Frank Lampard is the latest head coach in the English Premier League to come under the spotlight. The media in England is never averse to swarming around the next crisis club and Chelsea are the latest candidates.
It was Ole Gunnar Solskjaer until recently but then, suddenly Manchester United started winning games and found themselves level on points at the top of the table with Liverpool and in a title race.
Then it was, for obvious reasons, Mikel Arteta. On Christmas Day, Arsenal looked to be in a relegation battle but then came three straight wins.
The Gunners are not out of the woods yet in terms of pressure and fan frustrations even if relegation is no longer an issue but a club can’t be in crisis after three straight wins.p
The first of those wins came against Chelsea on Boxing Day. That loss for the Blues has come in the middle of a dismal run of results with four losses in six games.
The latest came on Sunday when the London team, who looked to be title challengers a month ago, were comprehensively outplayed by Manchester City and lost 3-1.
Of all the coaches to reach 50 league games under Roman Abramovich, who bought the club in 2003, Lampard has the lowest points per game ratio at 1.67.
The pressure is on and there are already reports of Chelsea looking at a replacement for the 42-year-old with some suitably big names being thrown around.
Naturally so, as this is Chelsea, a trigger-happy club that has never been shy to get rid of coaches, even those who have a track record that the former midfielder does not.
But that was kind of the point and one reason why it is not the time to get rid of Lampard.

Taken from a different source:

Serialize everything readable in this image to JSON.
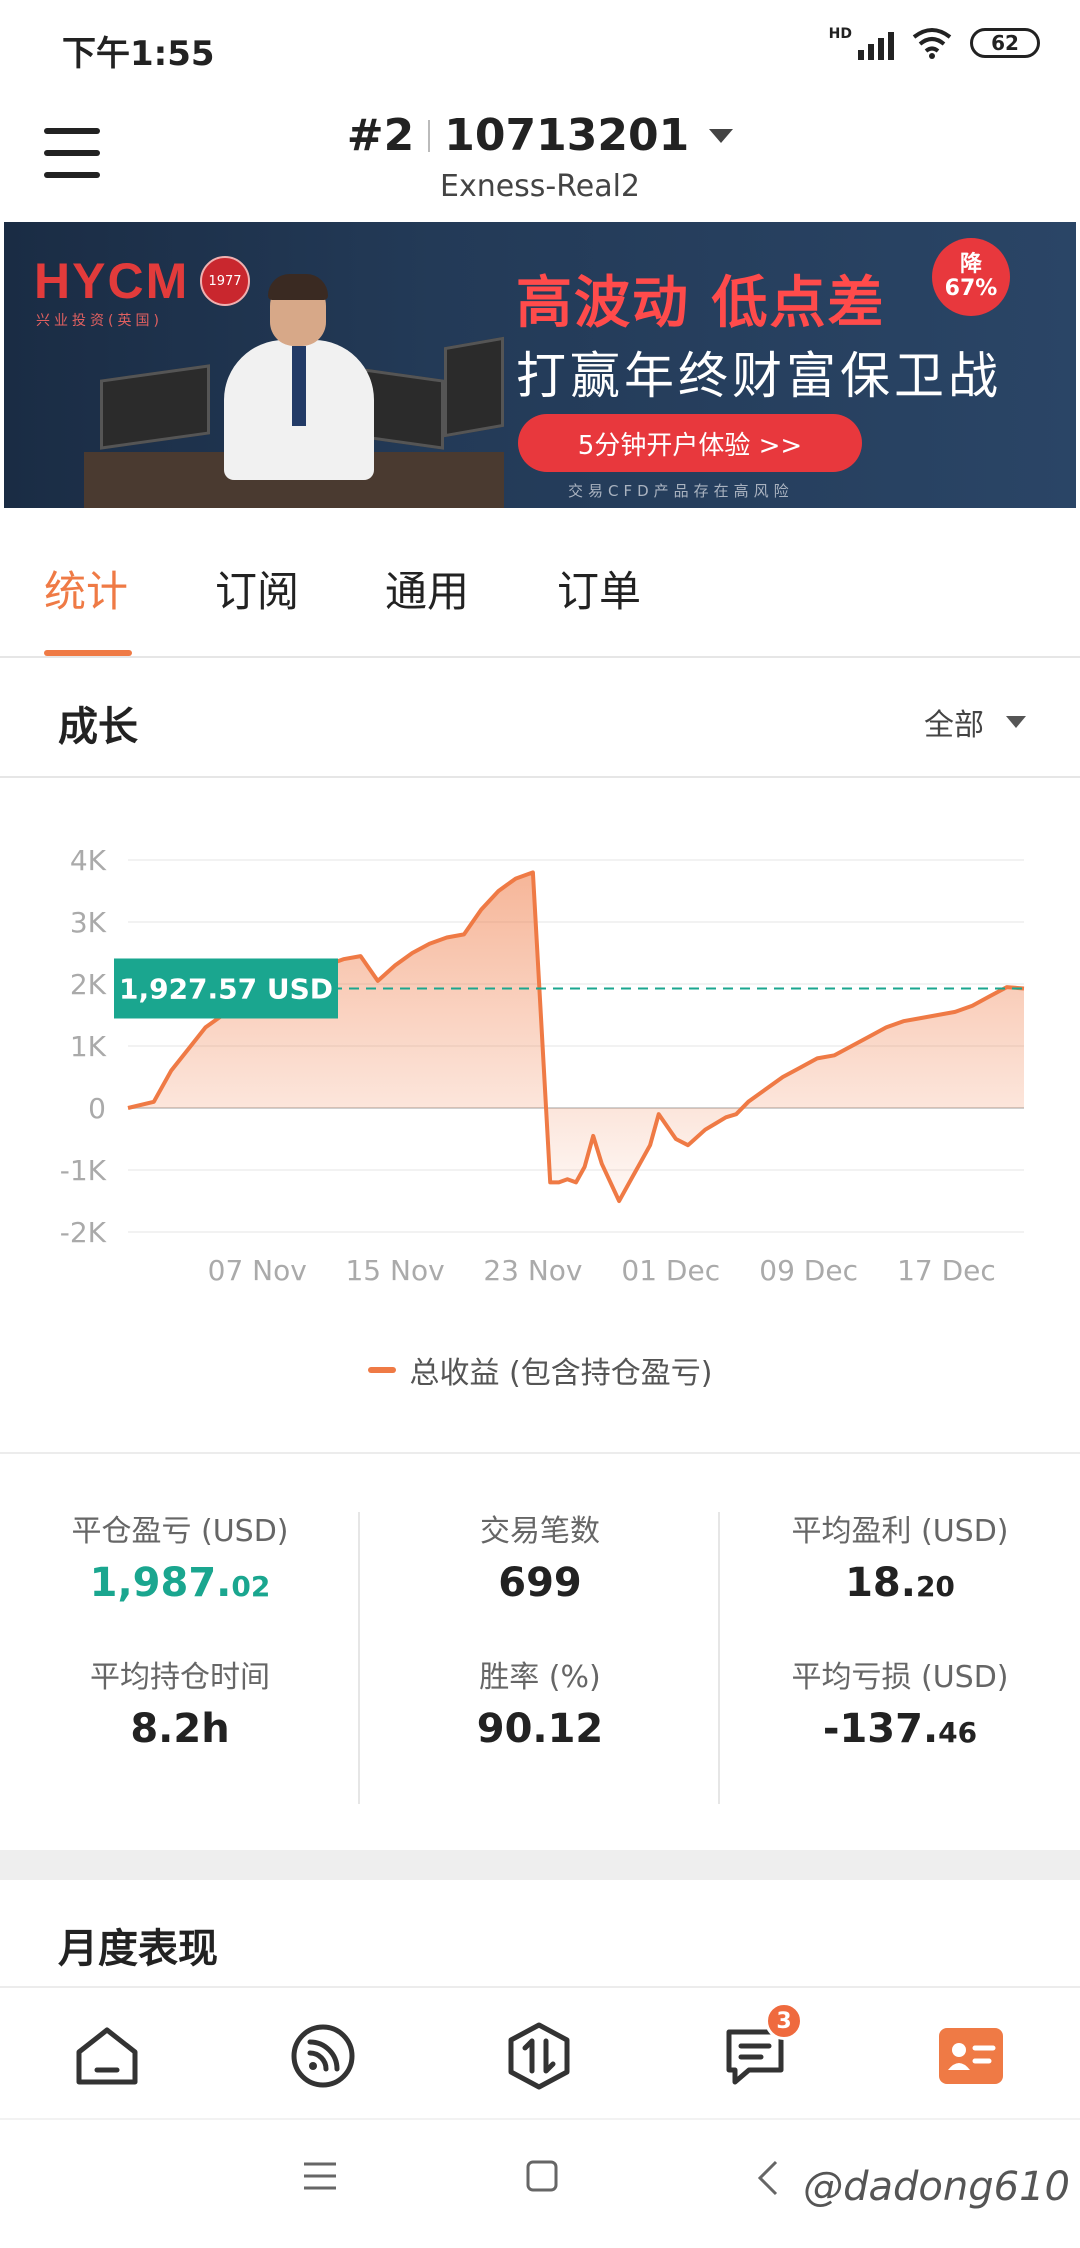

He was a different kind of appointment for the club and owner Roman Abramovich.
After a succession of elite coaches who have come and gone through the revolving doors at Stamford Bridge, Lampard’s arrival signaled a change of direction.
The former England international doesn’t have the trophies under his belt but he was a club legend just starting out on his career.
This does not mean that he is going to be a top-class coach but it does mean that if you make such a choice then he has to be given time.
He is not an Ancelotti or Hiddink who can come with decades of experience at the top-level, deliver trophies immediately and then leave.
He came from a second-tier side in Derby County and his selling point is that he played for Chelsea for years and is one of the best players the club has ever had.
You don’t hire such a coach and then fire him after a few bad results. Lampard needs time, to not give it to him undermines the very reason for giving him the job in the first place.
But there is another reason. Lampard, this present wobble excepted, has not performed too badly at all.
It is true that he spent around $350 million on new players in the summer on signings but it is not easy to gel so many new players in a short time as more experienced coaches have found. This season is especially tough.
The Covid situation has games coming thick and fast and there is not much time available on the training pitch.
Earlier in the season, Chelsea dropped points partly because goalkeeper Kepa Arrizabalaga was struggling between the sticks.
The addition of Edouard Mendy in early October was a turning point and the Senegalese stopper conceded just twice in the next seven games and the club strolled through the group stage of the Champions League in impressive fashion.
When looked at the season overall, Chelsea have, even if results have dipped lately, been pretty decent. In fact, in terms of expected goals, not only do the 2012 European champions have the second-highest in the league, they are topping the table in terms of expected points.
Lampard and Chelsea are going through a wobble but there is no reason to rush back into the old days of hiring and firing.